Work required
Set down only these lines, exactly: the line containing "What's the underlying" and all lines through the end of the data below. Omit pictures.

Data provided
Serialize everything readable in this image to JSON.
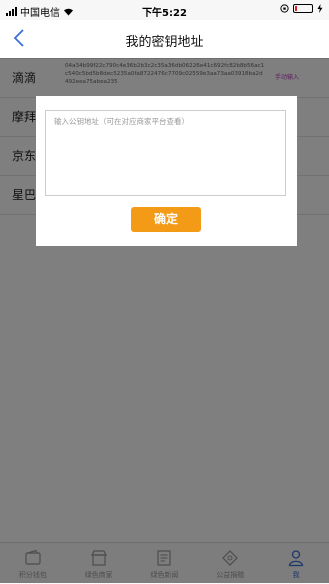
{
  "status_bar": {
    "carrier": "中国电信",
    "time": "下午5:22"
  },
  "nav": {
    "title": "我的密钥地址"
  },
  "rows": [
    {
      "name": "滴滴",
      "address": "04a34b99f22c790c4e36b2b3c2c35a36db06226e41c692fc82b8b56ac1c540c5bd5b8dec5235a0fa8722476c7709c02559e3aa73aa03918ba2d492eea75abea235",
      "action": "手动输入"
    },
    {
      "name": "摩拜",
      "address": "",
      "action": ""
    },
    {
      "name": "京东",
      "address": "",
      "action": ""
    },
    {
      "name": "星巴",
      "address": "",
      "action": ""
    }
  ],
  "dialog": {
    "placeholder": "输入公钥地址（可在对应商家平台查看）",
    "confirm_label": "确定"
  },
  "tabs": [
    {
      "label": "积分钱包",
      "icon": "wallet-icon"
    },
    {
      "label": "绿色商家",
      "icon": "shop-icon"
    },
    {
      "label": "绿色新闻",
      "icon": "news-icon"
    },
    {
      "label": "公益捐赠",
      "icon": "donate-icon"
    },
    {
      "label": "我",
      "icon": "user-icon",
      "active": true
    }
  ],
  "colors": {
    "confirm": "#f39a16",
    "active_tab": "#3a6fd8",
    "action_text": "#c040c0"
  }
}
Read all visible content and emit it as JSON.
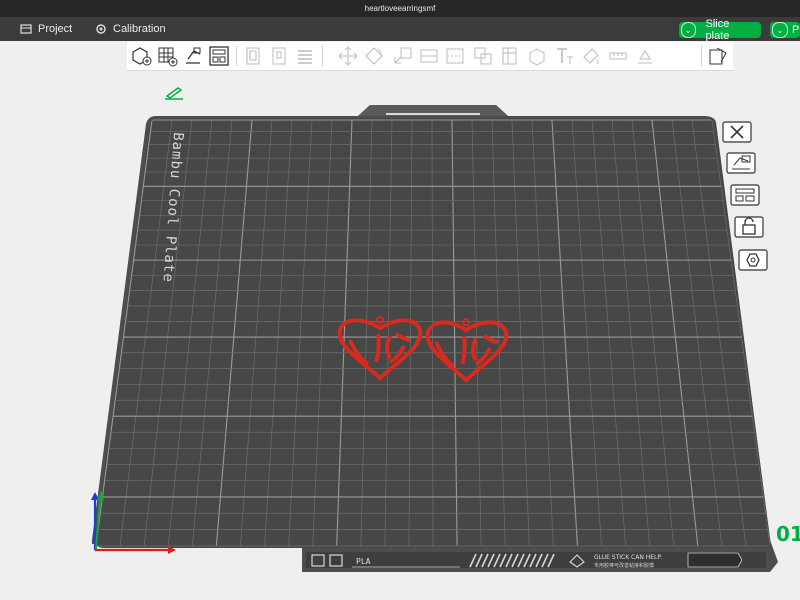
{
  "window": {
    "title": "heartloveearringsmf"
  },
  "menubar": {
    "project_label": "Project",
    "calibration_label": "Calibration",
    "slice_label": "Slice plate",
    "print_label": "P"
  },
  "plate": {
    "name": "Bambu Cool Plate",
    "filament": "PLA",
    "notice_line1": "GLUE STICK CAN HELP.",
    "notice_line2": "专用胶棒可改善粘接和脱模"
  },
  "viewport": {
    "corner_readout": "01"
  },
  "colors": {
    "accent": "#00ae42",
    "plate": "#4c4c4c",
    "model": "#d82a1e",
    "background": "#efefef"
  },
  "toolbar_icons": [
    "add-object-icon",
    "add-plate-icon",
    "auto-orient-icon",
    "arrange-icon",
    "copy-icon",
    "paste-icon",
    "layers-icon",
    "move-icon",
    "rotate-icon",
    "scale-icon",
    "lay-on-face-icon",
    "cut-icon",
    "split-icon",
    "boolean-icon",
    "support-paint-icon",
    "text-icon",
    "paint-icon",
    "measure-icon",
    "assembly-icon",
    "view-icon"
  ]
}
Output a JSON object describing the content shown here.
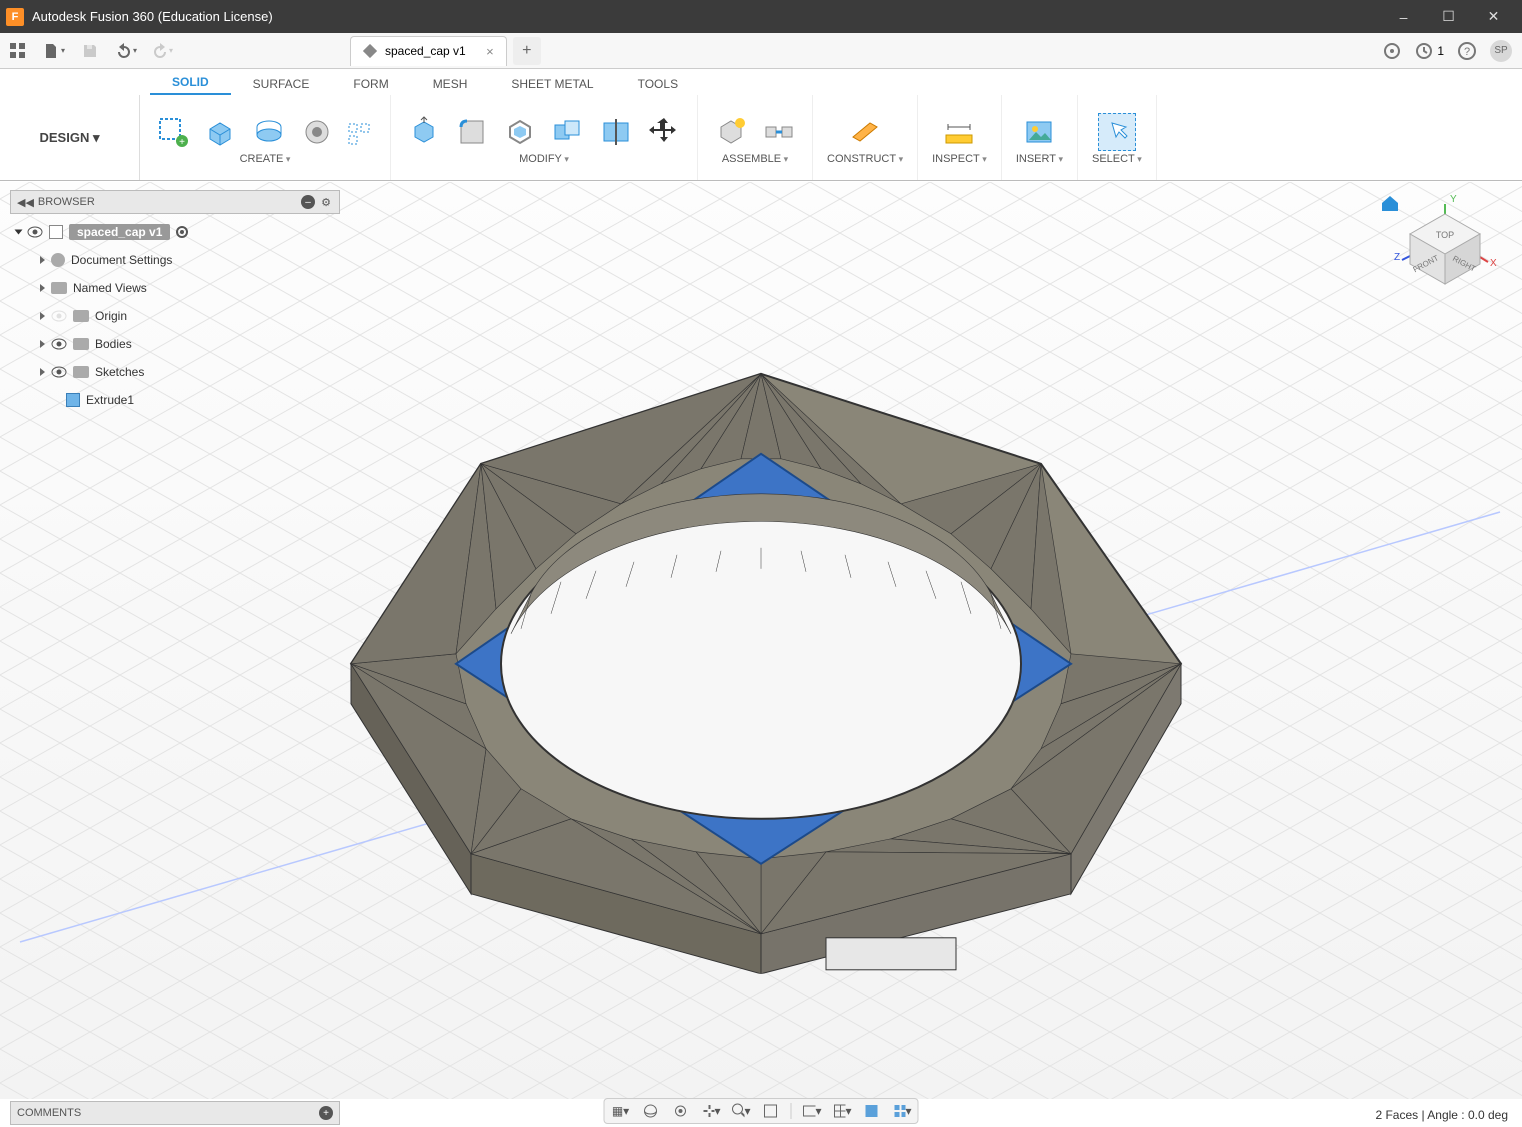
{
  "app": {
    "title": "Autodesk Fusion 360 (Education License)",
    "icon_letter": "F"
  },
  "qat": {
    "data_panel": "data-panel",
    "file": "file",
    "save": "save",
    "undo": "undo",
    "redo": "redo"
  },
  "document_tab": {
    "label": "spaced_cap v1"
  },
  "header_right": {
    "job_count": "1",
    "user_initials": "SP"
  },
  "workspace": {
    "label": "DESIGN"
  },
  "ribbon_tabs": [
    "SOLID",
    "SURFACE",
    "FORM",
    "MESH",
    "SHEET METAL",
    "TOOLS"
  ],
  "ribbon_active_tab_index": 0,
  "ribbon_groups": [
    {
      "label": "CREATE",
      "icons": [
        "sketch",
        "extrude",
        "revolve",
        "loft",
        "rect-pattern"
      ]
    },
    {
      "label": "MODIFY",
      "icons": [
        "press-pull",
        "fillet",
        "shell",
        "combine",
        "split",
        "move"
      ]
    },
    {
      "label": "ASSEMBLE",
      "icons": [
        "new-component",
        "joint"
      ]
    },
    {
      "label": "CONSTRUCT",
      "icons": [
        "plane"
      ]
    },
    {
      "label": "INSPECT",
      "icons": [
        "measure"
      ]
    },
    {
      "label": "INSERT",
      "icons": [
        "decal"
      ]
    },
    {
      "label": "SELECT",
      "icons": [
        "select-box"
      ]
    }
  ],
  "browser": {
    "header": "BROWSER",
    "root": "spaced_cap v1",
    "items": [
      {
        "label": "Document Settings",
        "icon": "gear",
        "visible": true
      },
      {
        "label": "Named Views",
        "icon": "folder",
        "visible": true
      },
      {
        "label": "Origin",
        "icon": "folder",
        "visible": false
      },
      {
        "label": "Bodies",
        "icon": "folder",
        "visible": true
      },
      {
        "label": "Sketches",
        "icon": "folder",
        "visible": true
      }
    ],
    "timeline_feature": "Extrude1"
  },
  "viewcube": {
    "faces": {
      "top": "TOP",
      "front": "FRONT",
      "right": "RIGHT"
    },
    "axes": {
      "x": "X",
      "y": "Y",
      "z": "Z"
    }
  },
  "comments": {
    "header": "COMMENTS"
  },
  "status": {
    "text": "2 Faces | Angle : 0.0 deg"
  },
  "nav_toolbar": [
    "orbit-menu",
    "orbit",
    "look",
    "pan",
    "zoom",
    "fit",
    "sep",
    "display",
    "grid",
    "viewports",
    "multi"
  ]
}
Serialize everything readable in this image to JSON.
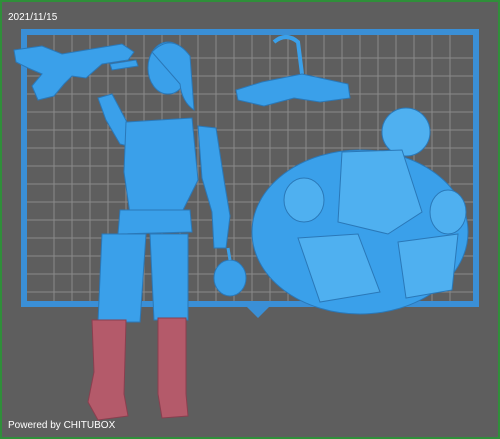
{
  "viewer": {
    "date_stamp": "2021/11/15",
    "powered_by": "Powered by CHITUBOX"
  },
  "scene": {
    "models": [
      {
        "name": "figure-woman-with-gun",
        "icon": "figure-model-icon"
      },
      {
        "name": "rifle-part",
        "icon": "rifle-model-icon"
      },
      {
        "name": "pistol-part",
        "icon": "pistol-model-icon"
      },
      {
        "name": "skull-base",
        "icon": "skull-base-model-icon"
      }
    ]
  },
  "colors": {
    "background": "#5e5e5e",
    "window_border": "#2f8f3a",
    "plate_frame": "#3a8fd6",
    "plate_grid": "#8f8f8f",
    "model_blue": "#3aa0ea",
    "boot_red": "#b45a6a",
    "text": "#ffffff"
  }
}
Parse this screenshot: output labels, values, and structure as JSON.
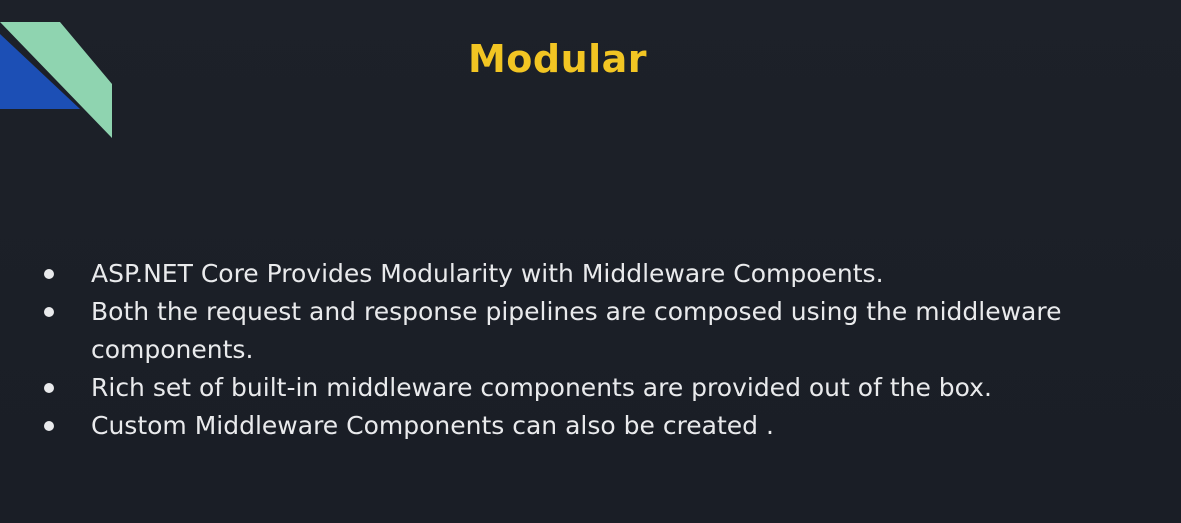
{
  "slide": {
    "title": "Modular",
    "bullets": [
      "ASP.NET Core Provides Modularity with Middleware Compoents.",
      "Both the request and response pipelines are composed using the middleware components.",
      "Rich set of built-in middleware components are provided out of the box.",
      "Custom Middleware Components can also be created ."
    ]
  },
  "colors": {
    "background": "#1b1f27",
    "title": "#f2c523",
    "text": "#e9eaec",
    "accent_green": "#8fd4b0",
    "accent_blue": "#1c4fb5"
  }
}
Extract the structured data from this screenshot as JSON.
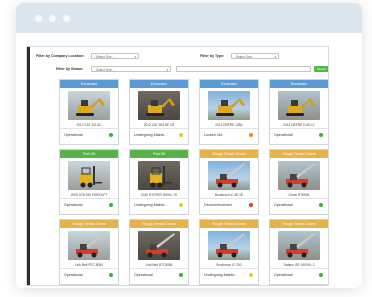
{
  "filters": {
    "company_location_label": "Filter by Company Location:",
    "company_location_value": "- Select One -",
    "type_label": "Filter by Type:",
    "type_value": "- Select One -",
    "status_label": "Filter by Status:",
    "status_value": "- Select One -",
    "search_value": "",
    "search_button_label": "Search"
  },
  "colors": {
    "excavator_header": "#5b9bd5",
    "forklift_header": "#59b248",
    "crane_header": "#e8b14a",
    "status_green": "#3fae48",
    "status_yellow": "#d9d227",
    "status_orange": "#ef8a2c",
    "status_red": "#e53935"
  },
  "cards": [
    {
      "type": "Excavator",
      "name": "2012 CAT 301.5C",
      "status": "Operational",
      "status_color": "#3fae48",
      "header_color": "#5b9bd5",
      "image": "excavator-photo"
    },
    {
      "type": "Excavator",
      "name": "2012 CAT 305.5E CR",
      "status": "Undergoing Mainte...",
      "status_color": "#d9d227",
      "header_color": "#5b9bd5",
      "image": "excavator-photo"
    },
    {
      "type": "Excavator",
      "name": "2012 DEERE 135D",
      "status": "Locked Out",
      "status_color": "#ef8a2c",
      "header_color": "#5b9bd5",
      "image": "excavator-photo"
    },
    {
      "type": "Excavator",
      "name": "2014 DEERE D 60 LC",
      "status": "Operational",
      "status_color": "#3fae48",
      "header_color": "#5b9bd5",
      "image": "excavator-photo"
    },
    {
      "type": "Fork lift",
      "name": "2005 JCB 930 FORKLIFT",
      "status": "Operational",
      "status_color": "#3fae48",
      "header_color": "#59b248",
      "image": "forklift-photo"
    },
    {
      "type": "Fork lift",
      "name": "2015 HYSTER H50XL-70",
      "status": "Undergoing Mainte...",
      "status_color": "#d9d227",
      "header_color": "#59b248",
      "image": "forklift-photo"
    },
    {
      "type": "Rough Terrain Crane",
      "name": "Broderson IC-80 1E",
      "status": "Decommissioned",
      "status_color": "#e53935",
      "header_color": "#e8b14a",
      "image": "crane-photo"
    },
    {
      "type": "Rough Terrain Crane",
      "name": "Grove RT890E",
      "status": "Operational",
      "status_color": "#3fae48",
      "header_color": "#e8b14a",
      "image": "crane-photo"
    },
    {
      "type": "Rough Terrain Crane",
      "name": "Link-Belt RTC-8050",
      "status": "Operational",
      "status_color": "#3fae48",
      "header_color": "#e8b14a",
      "image": "crane-photo"
    },
    {
      "type": "Rough Terrain Crane",
      "name": "Link-Belt RTC8065",
      "status": "Operational",
      "status_color": "#3fae48",
      "header_color": "#e8b14a",
      "image": "crane-photo"
    },
    {
      "type": "Rough Terrain Crane",
      "name": "Broderson IC 250",
      "status": "Undergoing Mainte...",
      "status_color": "#d9d227",
      "header_color": "#e8b14a",
      "image": "crane-photo"
    },
    {
      "type": "Rough Terrain Crane",
      "name": "Tadano GR-1600XL-2",
      "status": "Operational",
      "status_color": "#3fae48",
      "header_color": "#e8b14a",
      "image": "crane-photo"
    }
  ]
}
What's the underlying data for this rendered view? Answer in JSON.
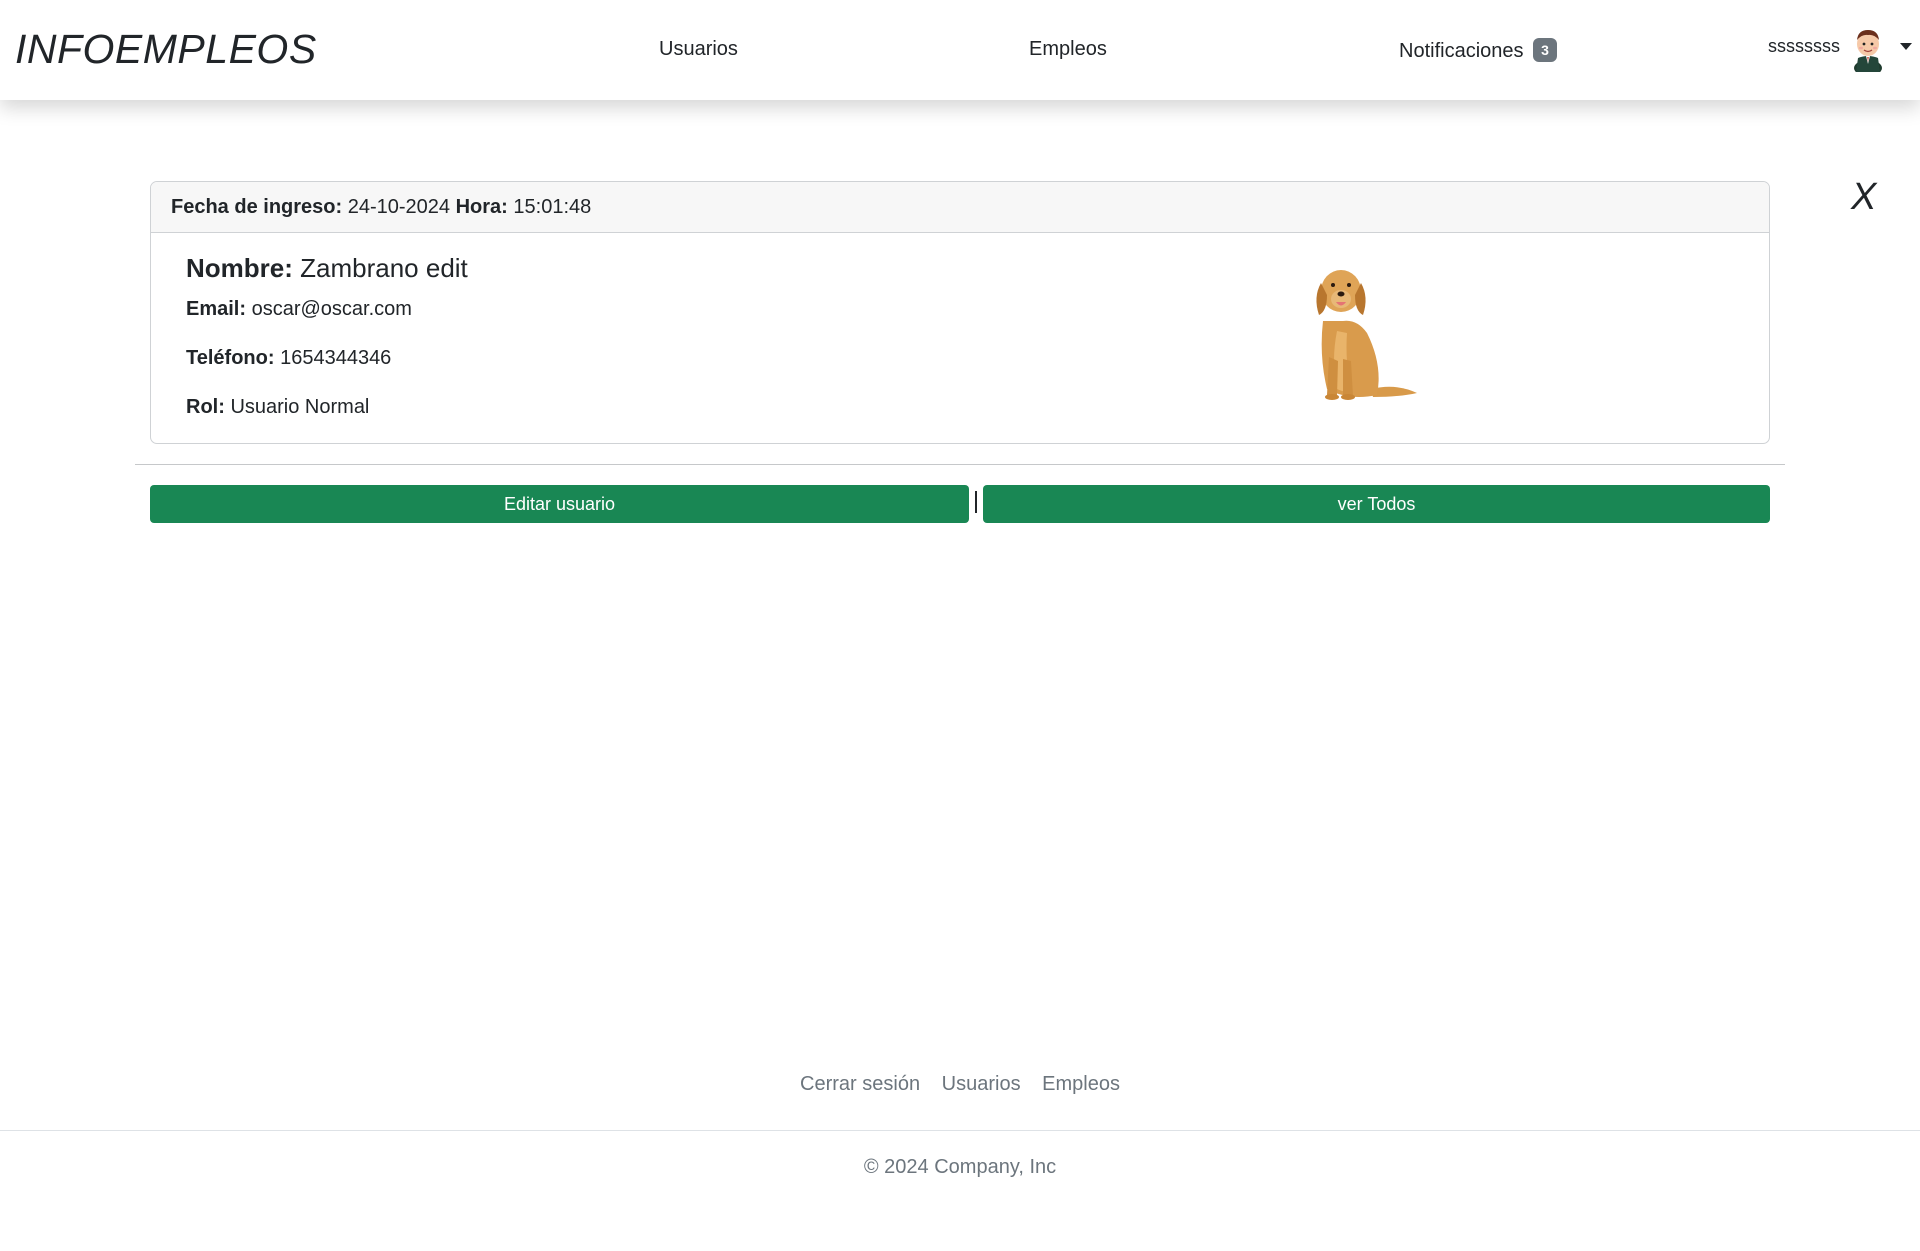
{
  "navbar": {
    "brand": "INFOEMPLEOS",
    "links": {
      "users": "Usuarios",
      "jobs": "Empleos",
      "notifications": "Notificaciones"
    },
    "notification_count": "3",
    "badge_color": "#6c757d",
    "user": {
      "name": "ssssssss",
      "avatar_icon": "user-avatar-icon"
    }
  },
  "close_label": "X",
  "card": {
    "header": {
      "date_label": "Fecha de ingreso:",
      "date_value": "24-10-2024",
      "time_label": "Hora:",
      "time_value": "15:01:48"
    },
    "name_label": "Nombre:",
    "name_value": "Zambrano edit",
    "email_label": "Email:",
    "email_value": "oscar@oscar.com",
    "phone_label": "Teléfono:",
    "phone_value": "1654344346",
    "role_label": "Rol:",
    "role_value": "Usuario Normal",
    "photo_icon": "dog-photo"
  },
  "actions": {
    "edit_label": "Editar usuario",
    "separator": "|",
    "view_all_label": "ver Todos",
    "button_color": "#198754"
  },
  "footer": {
    "links": {
      "logout": "Cerrar sesión",
      "users": "Usuarios",
      "jobs": "Empleos"
    },
    "copyright": "© 2024 Company, Inc"
  }
}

Answer for this exercise
What's the underlying data for this rendered view? Answer in JSON.
{
  "navbar": {
    "brand": "INFOEMPLEOS",
    "links": {
      "users": "Usuarios",
      "jobs": "Empleos",
      "notifications": "Notificaciones"
    },
    "notification_count": "3",
    "badge_color": "#6c757d",
    "user": {
      "name": "ssssssss",
      "avatar_icon": "user-avatar-icon"
    }
  },
  "close_label": "X",
  "card": {
    "header": {
      "date_label": "Fecha de ingreso:",
      "date_value": "24-10-2024",
      "time_label": "Hora:",
      "time_value": "15:01:48"
    },
    "name_label": "Nombre:",
    "name_value": "Zambrano edit",
    "email_label": "Email:",
    "email_value": "oscar@oscar.com",
    "phone_label": "Teléfono:",
    "phone_value": "1654344346",
    "role_label": "Rol:",
    "role_value": "Usuario Normal",
    "photo_icon": "dog-photo"
  },
  "actions": {
    "edit_label": "Editar usuario",
    "separator": "|",
    "view_all_label": "ver Todos",
    "button_color": "#198754"
  },
  "footer": {
    "links": {
      "logout": "Cerrar sesión",
      "users": "Usuarios",
      "jobs": "Empleos"
    },
    "copyright": "© 2024 Company, Inc"
  }
}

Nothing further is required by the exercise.